Colby: I woke up one morning a few years back with a strange tale in my head about a king who was obsessed with the number 5. One day he grows a 6th finger and freaks out. About a year or more ago, we dug up this old poem and Josh and I sat down to figure out how to make it happen. We have always been inspired by mid-century children’s book illustrators and we thought this was our chance to take a stab at it. We teamed up with Rachel Roellke Coddington to write the poem out into a short story for a kid’s book and she did an incredible job. Josh and I are by no means writers, so it was nice to rely on someone to take that off our hands.
The original ending in the short poem was that he basically said “screw this I am a lazy king let’s just stick with the number 6 now”. However, after talking with some professionals in the field of psychology, they recommended that instead of him just getting crazier, he would relinquish his obsession with the number 5 and move on with his life. I think this ending is much better, especially for a reader with obsessive compulsive disorder (which the King has), to show them that there’s light at the end of the tunnel.
We decided to self-publish the book for creative control and to actually get the thing made. We spoke with a publisher before deciding this and it sounded like we were going to have to change a lot of the book and it might not see the light of day for years. So, we put the project up on Kickstarter.com and raised $8,000 to pay for the printing of the book. We offered donators unique rewards that they’d only get through donating (like plush dolls, sketches from the book, and more). The project was a huge success and we only have a few hundred books left from our initial run. Self-publishing our first title was an incredible experience and I’d recommend it to everyone interested in putting their work out there. It has given us a printed example to hand to a publisher as to our abilities in that part of the art world and it has landed us a few illustration gigs from publishers. “The King’s 6th Finger” will also be published by Gingko Press in hardbound Fall 2011.
Josh: The main thing we took from it was to always finish what you start. So many side projects begin, lose steam and disappear. We got a lot of satisfaction out of finishing such a huge project and it keeps rewarding us.
Do you have any upcoming shows, that you would like to tell us about?

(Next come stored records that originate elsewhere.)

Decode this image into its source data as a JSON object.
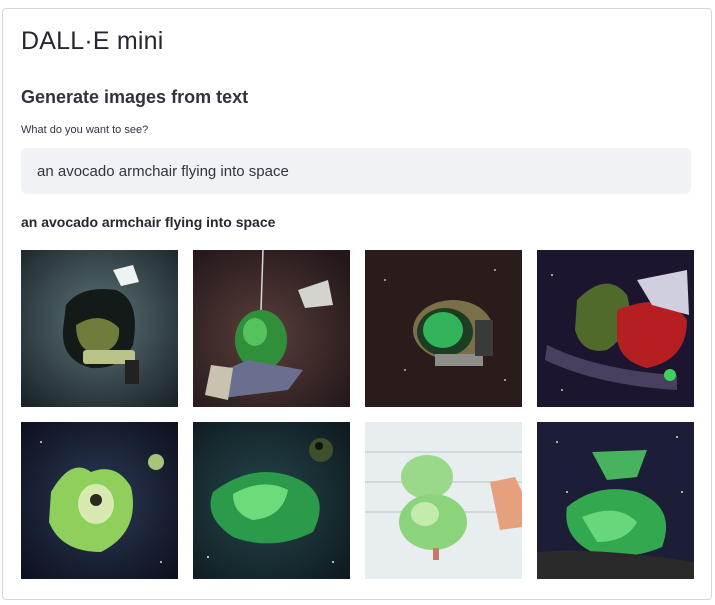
{
  "app": {
    "title": "DALL·E mini",
    "subtitle": "Generate images from text"
  },
  "prompt": {
    "label": "What do you want to see?",
    "value": "an avocado armchair flying into space"
  },
  "results": {
    "caption": "an avocado armchair flying into space",
    "images": [
      {
        "name": "generated-image-1"
      },
      {
        "name": "generated-image-2"
      },
      {
        "name": "generated-image-3"
      },
      {
        "name": "generated-image-4"
      },
      {
        "name": "generated-image-5"
      },
      {
        "name": "generated-image-6"
      },
      {
        "name": "generated-image-7"
      },
      {
        "name": "generated-image-8"
      }
    ]
  }
}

Josh: We are returning to Subtext Gallery in San Diego during December for a solo show called “Shapes & Smiles”. It’s going to explore everything that makes us happy and it will hopefully be a big body of work. We’ve been gathering ideas in our sketchbooks since the start of the year for pieces we want to include and all of the work will start within the next month or so. We want to do this show at Subtext because it’s where we had our first solo show and those guys have been great to us over the course of our careers and have given us a lot of opportunities.
We are also in talks of doing something at Land Gallery(Portland) in 2012. We really love their space and hope to work something out in there.